[Records supplied]

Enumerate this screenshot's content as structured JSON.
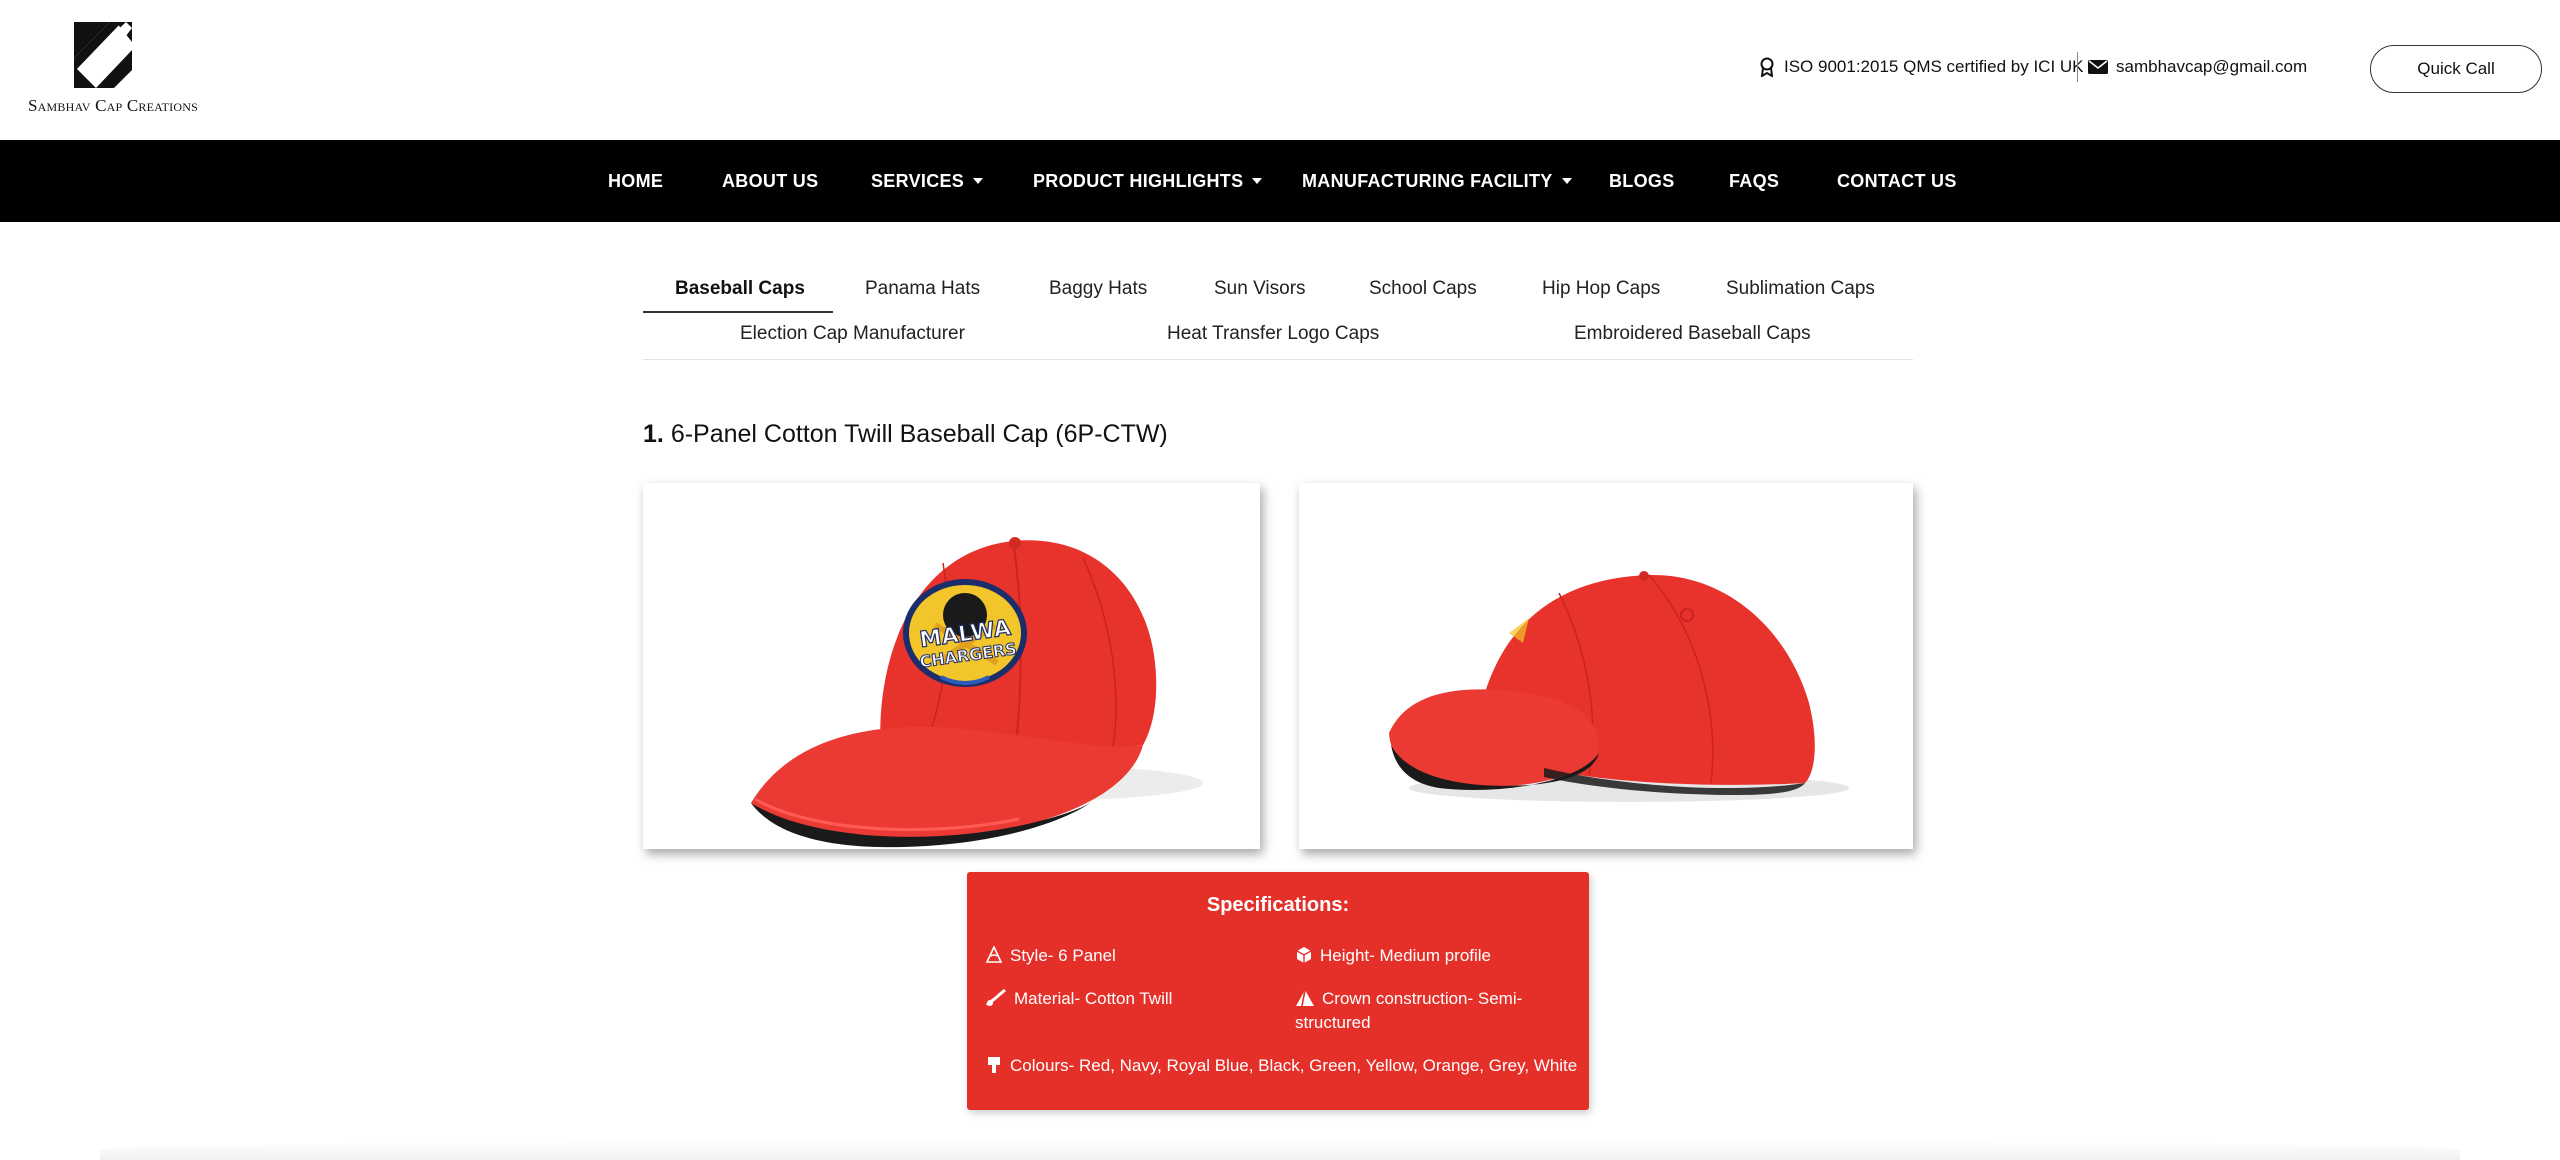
{
  "brand": {
    "logo_text": "Sambhav Cap Creations"
  },
  "header": {
    "certification": "ISO 9001:2015 QMS certified by ICI UK",
    "email": "sambhavcap@gmail.com",
    "quick_call_label": "Quick Call"
  },
  "nav": {
    "items": [
      {
        "label": "HOME"
      },
      {
        "label": "ABOUT US"
      },
      {
        "label": "SERVICES"
      },
      {
        "label": "PRODUCT HIGHLIGHTS"
      },
      {
        "label": "MANUFACTURING FACILITY"
      },
      {
        "label": "BLOGS"
      },
      {
        "label": "FAQS"
      },
      {
        "label": "CONTACT US"
      }
    ]
  },
  "tabs": {
    "row1": [
      "Baseball Caps",
      "Panama Hats",
      "Baggy Hats",
      "Sun Visors",
      "School Caps",
      "Hip Hop Caps",
      "Sublimation Caps"
    ],
    "row2": [
      "Election Cap Manufacturer",
      "Heat Transfer Logo Caps",
      "Embroidered Baseball Caps"
    ],
    "active": "Baseball Caps"
  },
  "product": {
    "number": "1.",
    "title": "6-Panel Cotton Twill Baseball Cap (6P-CTW)",
    "logo_text_line1": "MALWA",
    "logo_text_line2": "CHARGERS"
  },
  "specifications": {
    "title": "Specifications:",
    "style": "Style- 6 Panel",
    "height": "Height- Medium profile",
    "material": "Material- Cotton Twill",
    "crown": "Crown construction- Semi-structured",
    "crown_line1": "Crown construction- Semi-",
    "crown_line2": "structured",
    "colours": "Colours- Red, Navy, Royal Blue, Black, Green, Yellow, Orange, Grey, White"
  },
  "colors": {
    "nav_bg": "#000000",
    "spec_bg": "#e5302a",
    "cap_red": "#e8322c"
  }
}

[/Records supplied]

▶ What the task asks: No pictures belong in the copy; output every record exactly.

▶ Output:
Enumerate this screenshot's content as structured JSON.
{
  "brand": {
    "logo_text": "Sambhav Cap Creations"
  },
  "header": {
    "certification": "ISO 9001:2015 QMS certified by ICI UK",
    "email": "sambhavcap@gmail.com",
    "quick_call_label": "Quick Call"
  },
  "nav": {
    "items": [
      {
        "label": "HOME"
      },
      {
        "label": "ABOUT US"
      },
      {
        "label": "SERVICES"
      },
      {
        "label": "PRODUCT HIGHLIGHTS"
      },
      {
        "label": "MANUFACTURING FACILITY"
      },
      {
        "label": "BLOGS"
      },
      {
        "label": "FAQS"
      },
      {
        "label": "CONTACT US"
      }
    ]
  },
  "tabs": {
    "row1": [
      "Baseball Caps",
      "Panama Hats",
      "Baggy Hats",
      "Sun Visors",
      "School Caps",
      "Hip Hop Caps",
      "Sublimation Caps"
    ],
    "row2": [
      "Election Cap Manufacturer",
      "Heat Transfer Logo Caps",
      "Embroidered Baseball Caps"
    ],
    "active": "Baseball Caps"
  },
  "product": {
    "number": "1.",
    "title": "6-Panel Cotton Twill Baseball Cap (6P-CTW)",
    "logo_text_line1": "MALWA",
    "logo_text_line2": "CHARGERS"
  },
  "specifications": {
    "title": "Specifications:",
    "style": "Style- 6 Panel",
    "height": "Height- Medium profile",
    "material": "Material- Cotton Twill",
    "crown": "Crown construction- Semi-structured",
    "crown_line1": "Crown construction- Semi-",
    "crown_line2": "structured",
    "colours": "Colours- Red, Navy, Royal Blue, Black, Green, Yellow, Orange, Grey, White"
  },
  "colors": {
    "nav_bg": "#000000",
    "spec_bg": "#e5302a",
    "cap_red": "#e8322c"
  }
}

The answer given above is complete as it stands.